> [What this task involves]: Extract every record, keeping each one exactly as it is.

┌─ Records for this task

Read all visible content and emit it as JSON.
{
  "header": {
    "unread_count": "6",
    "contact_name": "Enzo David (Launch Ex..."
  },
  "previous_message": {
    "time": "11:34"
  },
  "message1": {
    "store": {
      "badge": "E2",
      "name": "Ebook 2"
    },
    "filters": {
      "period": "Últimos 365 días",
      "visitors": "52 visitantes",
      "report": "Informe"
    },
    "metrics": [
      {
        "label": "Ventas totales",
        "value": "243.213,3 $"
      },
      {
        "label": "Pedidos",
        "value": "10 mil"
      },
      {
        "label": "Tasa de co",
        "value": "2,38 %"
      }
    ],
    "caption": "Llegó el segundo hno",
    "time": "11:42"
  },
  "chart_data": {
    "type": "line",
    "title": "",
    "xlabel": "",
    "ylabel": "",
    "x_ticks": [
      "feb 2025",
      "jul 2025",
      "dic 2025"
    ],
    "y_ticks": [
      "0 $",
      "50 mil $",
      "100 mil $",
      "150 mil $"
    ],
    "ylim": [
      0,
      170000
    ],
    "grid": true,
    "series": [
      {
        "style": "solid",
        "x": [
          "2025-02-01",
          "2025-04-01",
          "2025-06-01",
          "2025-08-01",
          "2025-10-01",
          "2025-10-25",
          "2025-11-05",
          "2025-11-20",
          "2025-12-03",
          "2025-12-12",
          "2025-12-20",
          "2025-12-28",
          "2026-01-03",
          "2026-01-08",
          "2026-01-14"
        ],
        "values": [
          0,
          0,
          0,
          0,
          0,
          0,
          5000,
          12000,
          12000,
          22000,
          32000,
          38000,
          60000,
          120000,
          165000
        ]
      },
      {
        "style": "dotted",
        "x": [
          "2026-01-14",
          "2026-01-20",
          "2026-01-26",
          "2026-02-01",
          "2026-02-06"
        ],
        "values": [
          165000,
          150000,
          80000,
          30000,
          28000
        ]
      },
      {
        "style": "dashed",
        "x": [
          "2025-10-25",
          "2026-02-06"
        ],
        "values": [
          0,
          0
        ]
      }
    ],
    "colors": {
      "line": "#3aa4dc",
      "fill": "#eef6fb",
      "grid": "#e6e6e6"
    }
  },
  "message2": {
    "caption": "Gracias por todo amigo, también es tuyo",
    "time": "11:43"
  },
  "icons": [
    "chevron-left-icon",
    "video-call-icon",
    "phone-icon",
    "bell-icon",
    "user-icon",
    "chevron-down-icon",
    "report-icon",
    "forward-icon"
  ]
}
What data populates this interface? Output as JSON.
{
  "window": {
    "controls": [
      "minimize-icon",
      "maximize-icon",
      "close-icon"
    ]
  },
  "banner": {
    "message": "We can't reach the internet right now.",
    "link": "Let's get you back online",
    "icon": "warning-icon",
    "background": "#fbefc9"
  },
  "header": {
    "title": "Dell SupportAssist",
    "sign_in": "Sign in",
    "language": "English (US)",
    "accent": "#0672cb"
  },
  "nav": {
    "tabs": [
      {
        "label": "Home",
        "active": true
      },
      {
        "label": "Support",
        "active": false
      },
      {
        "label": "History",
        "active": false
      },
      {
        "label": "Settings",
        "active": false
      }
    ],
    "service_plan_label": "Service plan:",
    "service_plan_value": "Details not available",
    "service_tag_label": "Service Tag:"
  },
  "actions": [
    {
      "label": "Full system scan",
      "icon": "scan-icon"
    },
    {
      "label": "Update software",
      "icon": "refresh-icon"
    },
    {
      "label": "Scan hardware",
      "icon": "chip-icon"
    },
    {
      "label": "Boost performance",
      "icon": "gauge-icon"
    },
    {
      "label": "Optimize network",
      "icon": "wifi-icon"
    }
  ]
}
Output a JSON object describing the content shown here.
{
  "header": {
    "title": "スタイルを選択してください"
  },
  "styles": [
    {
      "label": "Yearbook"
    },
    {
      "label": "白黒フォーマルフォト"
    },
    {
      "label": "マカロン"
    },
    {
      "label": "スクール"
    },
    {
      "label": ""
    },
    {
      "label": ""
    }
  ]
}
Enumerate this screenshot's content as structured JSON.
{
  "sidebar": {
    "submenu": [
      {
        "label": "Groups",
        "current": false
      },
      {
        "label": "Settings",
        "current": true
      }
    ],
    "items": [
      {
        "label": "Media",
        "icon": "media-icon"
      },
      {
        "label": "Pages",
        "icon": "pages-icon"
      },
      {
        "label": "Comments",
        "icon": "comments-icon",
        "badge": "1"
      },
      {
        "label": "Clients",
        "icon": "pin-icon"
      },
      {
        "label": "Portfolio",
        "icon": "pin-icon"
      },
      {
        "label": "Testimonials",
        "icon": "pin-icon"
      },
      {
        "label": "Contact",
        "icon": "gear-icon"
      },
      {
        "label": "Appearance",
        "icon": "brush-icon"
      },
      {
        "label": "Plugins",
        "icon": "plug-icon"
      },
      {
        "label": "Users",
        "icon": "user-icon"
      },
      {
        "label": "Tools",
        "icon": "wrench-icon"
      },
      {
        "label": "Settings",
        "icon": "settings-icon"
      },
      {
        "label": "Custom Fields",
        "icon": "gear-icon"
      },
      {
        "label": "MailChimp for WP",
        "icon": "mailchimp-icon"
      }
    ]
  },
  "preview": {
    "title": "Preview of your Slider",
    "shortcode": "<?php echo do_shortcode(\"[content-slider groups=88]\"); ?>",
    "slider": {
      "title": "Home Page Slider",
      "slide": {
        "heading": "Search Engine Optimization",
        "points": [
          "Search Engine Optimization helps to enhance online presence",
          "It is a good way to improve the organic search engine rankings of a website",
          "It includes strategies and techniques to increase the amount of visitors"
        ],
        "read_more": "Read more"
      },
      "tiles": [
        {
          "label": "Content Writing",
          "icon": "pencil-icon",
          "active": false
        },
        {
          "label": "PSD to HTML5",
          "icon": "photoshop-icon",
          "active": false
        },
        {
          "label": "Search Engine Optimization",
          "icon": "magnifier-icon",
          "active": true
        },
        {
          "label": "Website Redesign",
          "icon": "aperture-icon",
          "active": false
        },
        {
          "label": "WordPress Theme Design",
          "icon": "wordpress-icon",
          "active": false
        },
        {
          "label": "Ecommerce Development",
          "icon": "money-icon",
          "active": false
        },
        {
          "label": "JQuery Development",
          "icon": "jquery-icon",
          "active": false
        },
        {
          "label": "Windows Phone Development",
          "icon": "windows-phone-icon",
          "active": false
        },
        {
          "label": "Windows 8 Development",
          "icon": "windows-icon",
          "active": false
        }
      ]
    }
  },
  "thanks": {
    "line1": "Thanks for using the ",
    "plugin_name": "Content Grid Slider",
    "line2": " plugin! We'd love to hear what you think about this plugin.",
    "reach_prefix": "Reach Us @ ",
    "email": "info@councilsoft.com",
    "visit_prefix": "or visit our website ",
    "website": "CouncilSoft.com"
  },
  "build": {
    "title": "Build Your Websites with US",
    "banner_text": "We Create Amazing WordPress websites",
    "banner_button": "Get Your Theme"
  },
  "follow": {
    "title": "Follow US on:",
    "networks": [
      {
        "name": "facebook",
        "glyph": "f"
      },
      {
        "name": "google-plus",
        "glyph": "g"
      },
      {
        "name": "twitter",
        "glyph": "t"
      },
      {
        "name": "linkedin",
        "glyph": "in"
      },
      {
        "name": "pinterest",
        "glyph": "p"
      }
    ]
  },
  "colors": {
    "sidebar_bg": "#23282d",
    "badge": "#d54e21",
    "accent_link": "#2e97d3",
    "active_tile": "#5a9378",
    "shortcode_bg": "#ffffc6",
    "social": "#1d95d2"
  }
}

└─

> [Task result]:
Read all visible content and emit it as JSON.
{
  "header": {
    "unread_count": "6",
    "contact_name": "Enzo David (Launch Ex..."
  },
  "previous_message": {
    "time": "11:34"
  },
  "message1": {
    "store": {
      "badge": "E2",
      "name": "Ebook 2"
    },
    "filters": {
      "period": "Últimos 365 días",
      "visitors": "52 visitantes",
      "report": "Informe"
    },
    "metrics": [
      {
        "label": "Ventas totales",
        "value": "243.213,3 $"
      },
      {
        "label": "Pedidos",
        "value": "10 mil"
      },
      {
        "label": "Tasa de co",
        "value": "2,38 %"
      }
    ],
    "caption": "Llegó el segundo hno",
    "time": "11:42"
  },
  "chart_data": {
    "type": "line",
    "title": "",
    "xlabel": "",
    "ylabel": "",
    "x_ticks": [
      "feb 2025",
      "jul 2025",
      "dic 2025"
    ],
    "y_ticks": [
      "0 $",
      "50 mil $",
      "100 mil $",
      "150 mil $"
    ],
    "ylim": [
      0,
      170000
    ],
    "grid": true,
    "series": [
      {
        "style": "solid",
        "x": [
          "2025-02-01",
          "2025-04-01",
          "2025-06-01",
          "2025-08-01",
          "2025-10-01",
          "2025-10-25",
          "2025-11-05",
          "2025-11-20",
          "2025-12-03",
          "2025-12-12",
          "2025-12-20",
          "2025-12-28",
          "2026-01-03",
          "2026-01-08",
          "2026-01-14"
        ],
        "values": [
          0,
          0,
          0,
          0,
          0,
          0,
          5000,
          12000,
          12000,
          22000,
          32000,
          38000,
          60000,
          120000,
          165000
        ]
      },
      {
        "style": "dotted",
        "x": [
          "2026-01-14",
          "2026-01-20",
          "2026-01-26",
          "2026-02-01",
          "2026-02-06"
        ],
        "values": [
          165000,
          150000,
          80000,
          30000,
          28000
        ]
      },
      {
        "style": "dashed",
        "x": [
          "2025-10-25",
          "2026-02-06"
        ],
        "values": [
          0,
          0
        ]
      }
    ],
    "colors": {
      "line": "#3aa4dc",
      "fill": "#eef6fb",
      "grid": "#e6e6e6"
    }
  },
  "message2": {
    "caption": "Gracias por todo amigo, también es tuyo",
    "time": "11:43"
  },
  "icons": [
    "chevron-left-icon",
    "video-call-icon",
    "phone-icon",
    "bell-icon",
    "user-icon",
    "chevron-down-icon",
    "report-icon",
    "forward-icon"
  ]
}
What data populates this interface? Output as JSON.
{
  "window": {
    "controls": [
      "minimize-icon",
      "maximize-icon",
      "close-icon"
    ]
  },
  "banner": {
    "message": "We can't reach the internet right now.",
    "link": "Let's get you back online",
    "icon": "warning-icon",
    "background": "#fbefc9"
  },
  "header": {
    "title": "Dell SupportAssist",
    "sign_in": "Sign in",
    "language": "English (US)",
    "accent": "#0672cb"
  },
  "nav": {
    "tabs": [
      {
        "label": "Home",
        "active": true
      },
      {
        "label": "Support",
        "active": false
      },
      {
        "label": "History",
        "active": false
      },
      {
        "label": "Settings",
        "active": false
      }
    ],
    "service_plan_label": "Service plan:",
    "service_plan_value": "Details not available",
    "service_tag_label": "Service Tag:"
  },
  "actions": [
    {
      "label": "Full system scan",
      "icon": "scan-icon"
    },
    {
      "label": "Update software",
      "icon": "refresh-icon"
    },
    {
      "label": "Scan hardware",
      "icon": "chip-icon"
    },
    {
      "label": "Boost performance",
      "icon": "gauge-icon"
    },
    {
      "label": "Optimize network",
      "icon": "wifi-icon"
    }
  ]
}
Output a JSON object describing the content shown here.
{
  "header": {
    "title": "スタイルを選択してください"
  },
  "styles": [
    {
      "label": "Yearbook"
    },
    {
      "label": "白黒フォーマルフォト"
    },
    {
      "label": "マカロン"
    },
    {
      "label": "スクール"
    },
    {
      "label": ""
    },
    {
      "label": ""
    }
  ]
}
Enumerate this screenshot's content as structured JSON.
{
  "sidebar": {
    "submenu": [
      {
        "label": "Groups",
        "current": false
      },
      {
        "label": "Settings",
        "current": true
      }
    ],
    "items": [
      {
        "label": "Media",
        "icon": "media-icon"
      },
      {
        "label": "Pages",
        "icon": "pages-icon"
      },
      {
        "label": "Comments",
        "icon": "comments-icon",
        "badge": "1"
      },
      {
        "label": "Clients",
        "icon": "pin-icon"
      },
      {
        "label": "Portfolio",
        "icon": "pin-icon"
      },
      {
        "label": "Testimonials",
        "icon": "pin-icon"
      },
      {
        "label": "Contact",
        "icon": "gear-icon"
      },
      {
        "label": "Appearance",
        "icon": "brush-icon"
      },
      {
        "label": "Plugins",
        "icon": "plug-icon"
      },
      {
        "label": "Users",
        "icon": "user-icon"
      },
      {
        "label": "Tools",
        "icon": "wrench-icon"
      },
      {
        "label": "Settings",
        "icon": "settings-icon"
      },
      {
        "label": "Custom Fields",
        "icon": "gear-icon"
      },
      {
        "label": "MailChimp for WP",
        "icon": "mailchimp-icon"
      }
    ]
  },
  "preview": {
    "title": "Preview of your Slider",
    "shortcode": "<?php echo do_shortcode(\"[content-slider groups=88]\"); ?>",
    "slider": {
      "title": "Home Page Slider",
      "slide": {
        "heading": "Search Engine Optimization",
        "points": [
          "Search Engine Optimization helps to enhance online presence",
          "It is a good way to improve the organic search engine rankings of a website",
          "It includes strategies and techniques to increase the amount of visitors"
        ],
        "read_more": "Read more"
      },
      "tiles": [
        {
          "label": "Content Writing",
          "icon": "pencil-icon",
          "active": false
        },
        {
          "label": "PSD to HTML5",
          "icon": "photoshop-icon",
          "active": false
        },
        {
          "label": "Search Engine Optimization",
          "icon": "magnifier-icon",
          "active": true
        },
        {
          "label": "Website Redesign",
          "icon": "aperture-icon",
          "active": false
        },
        {
          "label": "WordPress Theme Design",
          "icon": "wordpress-icon",
          "active": false
        },
        {
          "label": "Ecommerce Development",
          "icon": "money-icon",
          "active": false
        },
        {
          "label": "JQuery Development",
          "icon": "jquery-icon",
          "active": false
        },
        {
          "label": "Windows Phone Development",
          "icon": "windows-phone-icon",
          "active": false
        },
        {
          "label": "Windows 8 Development",
          "icon": "windows-icon",
          "active": false
        }
      ]
    }
  },
  "thanks": {
    "line1": "Thanks for using the ",
    "plugin_name": "Content Grid Slider",
    "line2": " plugin! We'd love to hear what you think about this plugin.",
    "reach_prefix": "Reach Us @ ",
    "email": "info@councilsoft.com",
    "visit_prefix": "or visit our website ",
    "website": "CouncilSoft.com"
  },
  "build": {
    "title": "Build Your Websites with US",
    "banner_text": "We Create Amazing WordPress websites",
    "banner_button": "Get Your Theme"
  },
  "follow": {
    "title": "Follow US on:",
    "networks": [
      {
        "name": "facebook",
        "glyph": "f"
      },
      {
        "name": "google-plus",
        "glyph": "g"
      },
      {
        "name": "twitter",
        "glyph": "t"
      },
      {
        "name": "linkedin",
        "glyph": "in"
      },
      {
        "name": "pinterest",
        "glyph": "p"
      }
    ]
  },
  "colors": {
    "sidebar_bg": "#23282d",
    "badge": "#d54e21",
    "accent_link": "#2e97d3",
    "active_tile": "#5a9378",
    "shortcode_bg": "#ffffc6",
    "social": "#1d95d2"
  }
}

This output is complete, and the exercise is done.